It's not the most outrageous prohibition but it is a bit disheartening. The races are harmless, even if one caddie told Tour exec Andy Pazder (via Hoggard), "This is ridiculous, it's like we are a carnival show." You are the show, as are the golfers...even if this particular 10-minute stretch playing one hole deviates from your usual role in that show.
The reason for banning the races seems to have little merit. Pazder cited injury concerns as the reason for doing away with the untraditional form of side entertainment:
"We have advised the folks at Colonial and out in Phoenix to discontinue the caddie races. It was a situation where we developed a little concern about caddies' safety. Running 150 yards puts caddies at risk for injury."
Ugh. It's 150 yards. Running. That last sentence is just on a tee for anyone wanting to make a joke about golf.
Here's maybe the worst-case scenario, neatly archived on the PGATour's own YouTube channel:
How can anyone take the injury risk as a legitimate reason to wipe away something that breaks up the week-to-week monotony of regular tour events? It's not very convincing, especially when it's a twist that generates added interest, particularly among non-traditional golf fans.

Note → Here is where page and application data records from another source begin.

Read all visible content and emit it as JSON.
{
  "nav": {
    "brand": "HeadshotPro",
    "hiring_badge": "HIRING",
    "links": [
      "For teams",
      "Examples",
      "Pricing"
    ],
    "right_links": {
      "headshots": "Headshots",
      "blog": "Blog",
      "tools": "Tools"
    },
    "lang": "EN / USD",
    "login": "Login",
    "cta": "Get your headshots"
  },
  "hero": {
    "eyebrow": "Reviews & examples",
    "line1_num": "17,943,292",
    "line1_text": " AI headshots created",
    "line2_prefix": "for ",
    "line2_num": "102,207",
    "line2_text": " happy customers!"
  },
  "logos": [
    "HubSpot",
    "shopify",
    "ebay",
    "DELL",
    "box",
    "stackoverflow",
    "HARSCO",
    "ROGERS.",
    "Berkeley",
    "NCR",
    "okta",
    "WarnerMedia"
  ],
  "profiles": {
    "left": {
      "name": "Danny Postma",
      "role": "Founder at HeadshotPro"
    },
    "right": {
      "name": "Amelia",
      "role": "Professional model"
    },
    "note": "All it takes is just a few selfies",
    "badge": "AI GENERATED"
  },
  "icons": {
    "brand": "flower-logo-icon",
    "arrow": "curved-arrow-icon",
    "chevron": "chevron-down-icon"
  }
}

But it certainly does plenty to add to the argument that golf is a hobby, and a dull one.
I'm not sure why you would take measures to limit or take away from one of the best fan experiences of the season, and one of the most exciting atmospheres of the season. The 16th hole at TPC Scottsdale has become a highlight of the season, even if the whole thing is now over-branded and corporatized. I spent the week at Colonial this past May, walking around behind the scenes with the tournament organizers, and the par-3 13th was the perfect amalgamation of golf, corporate sponsorship, and legitimate fan enthusiasm about the Tour's product. It was a wild party, the convergence of booze, a par-3 setting, and caddie races on which to gamble. I hung out with some Fort Worth natives who said the weekend was always reserved on their calendar, and they would be posted up on the 13th every year per tradition. The sponsor, Crowne Plaza, even had placards marketed towards the races and those gambling on them.

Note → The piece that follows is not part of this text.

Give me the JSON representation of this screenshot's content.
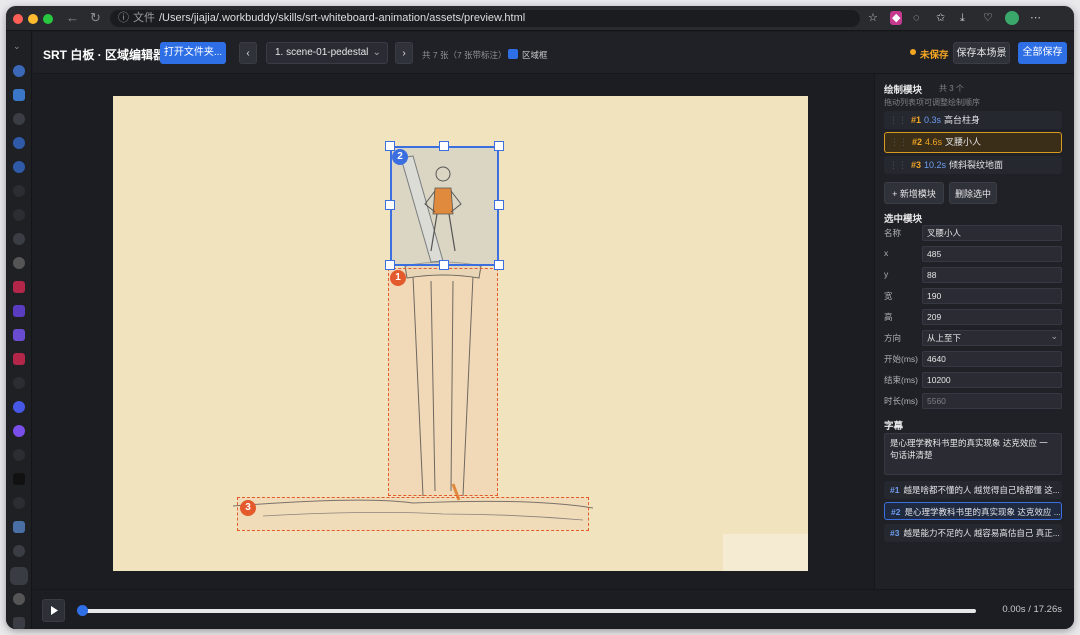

In the cost-benefit of it all, it seems that tradition, additional exposure, and generated excitement outweigh the injury risks of a looper having to run. It's an unnecessary loss.